After the personal drama and connection described above we had tickets to fly to Israel on Thursday September 13, 2001 to spend all of the High Holidays in a rented apartment in the Old City and spend time with our niece Miriam who was on a school program and now the source of much anxiety from both sides because of the circumstances. Certainly nothing was flying right after 9/11 and it was almost impossible to get projections on when it would. Erev Rosh Hashana was the following Monday night and even a late Saturday night departure would not get there until Sunday PM. With most of the Holidays occurring midweek that year, there were very few windows of opportunity to get to Israel for an observant Jew until after Succoth.

We did find out on Friday that we could be booked on a flight from Newark at 10 PM on Saturday night and had a large prom limousine waiting in our driveway in Yardley Pennsylvania to go to the airport immediately after Shabbos. We were planning a four week trip so we filled it with me, my wife, my mother z’l and six very large suitcases.

Upon arrival at Newark the scene was utter chaos. We found almost 1,000 people waiting for two flights (one of which was a 767 holding about 265 people) each with their own personal imperative for getting there. There was much pushing and shoving. I helped an elderly lady who needed a wheelchair to get one, some assistance and relief. My mom had also just recovered from a recent hip replacement. After several hours I made a personal calculation that we were not going to make either of the flights unless we could be far more assertive in the crowd, and that was not likely to happen.

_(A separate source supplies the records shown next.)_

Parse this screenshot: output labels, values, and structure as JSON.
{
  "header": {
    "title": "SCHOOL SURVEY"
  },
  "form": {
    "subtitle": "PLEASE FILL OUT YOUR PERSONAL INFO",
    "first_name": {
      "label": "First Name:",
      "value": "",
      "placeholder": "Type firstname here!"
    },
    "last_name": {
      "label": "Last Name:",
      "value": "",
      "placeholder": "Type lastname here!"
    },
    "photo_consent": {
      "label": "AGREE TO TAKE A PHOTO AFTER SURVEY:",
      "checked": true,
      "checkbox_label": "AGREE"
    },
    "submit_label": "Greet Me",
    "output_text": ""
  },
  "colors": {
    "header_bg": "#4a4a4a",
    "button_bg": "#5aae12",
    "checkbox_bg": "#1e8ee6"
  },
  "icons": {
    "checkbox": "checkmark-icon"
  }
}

I announced to the crowd that I needed a path to the door. “I am taking my family out of here!” The sea parted and we found ourselves on the curb, abandoning any hope of making the trip and looking for two taxicabs to return home to Yardley PA. El Al apparently used the opportunity to clear the lobby so we again had much competition and things were not looking good. It was almost 2 am and my mom was starting to shiver from the cold night air.

I had surrendered to the reality that months of planning and anticipation would be in vain. I tried to keep that in perspective compared to the enormity of the tragedy that had just occurred and was still smoldering in Manhattan. But now it would take at least two taxi’s to get back to Yardley PA with all our stuff and that was now a competition with hundreds of others in the middle of the night especially since there was a frenzied attempt to get transportation to Kennedy on the rumor of another flight. I was about as frustrated, hopeless, tired, exasperated and without a plan as I could recall. I did not know what I would do next.

It was then an El Al agent came up from behind us and said: “Please take these boarding passes and follow me.” She announced “these are mine” as we were the only people then escorted back into the building through the only open door. We were quickly processed and assigned to the very last three seats on the 767. My mom was convinced it was the kindness I had performed for the lady who needed the wheelchair that attracted attention to us. She was waiting to greet us at the departure gate with the welcome: "I was hoping you would make it!"

We arrived in Israel to find a population, encircled by lethal enemies who were canceling trips to America because it was too dangerous. There were essentially no tourists so we were quite the exception. We arrived safely in our rented apartment in the old city of Jerusalem on Sunday PM. With Rosh Hashana starting on Monday night we had much to do. We had quality time at the Kotel and at Yeshiva Aish HaTorah, a personally escorted tour of the Diaspora Museum by the curator, welcomed with “brave tourist” discounts on Ben Yehuda Street, a flight in a small Cessna airplane up the coast and to look at some real estate. Sharing meals with many friends and guests in our own Succah we had one of the most spectacular and spiritually fulfilling trips to Israel we have ever made.

There are no coincidences.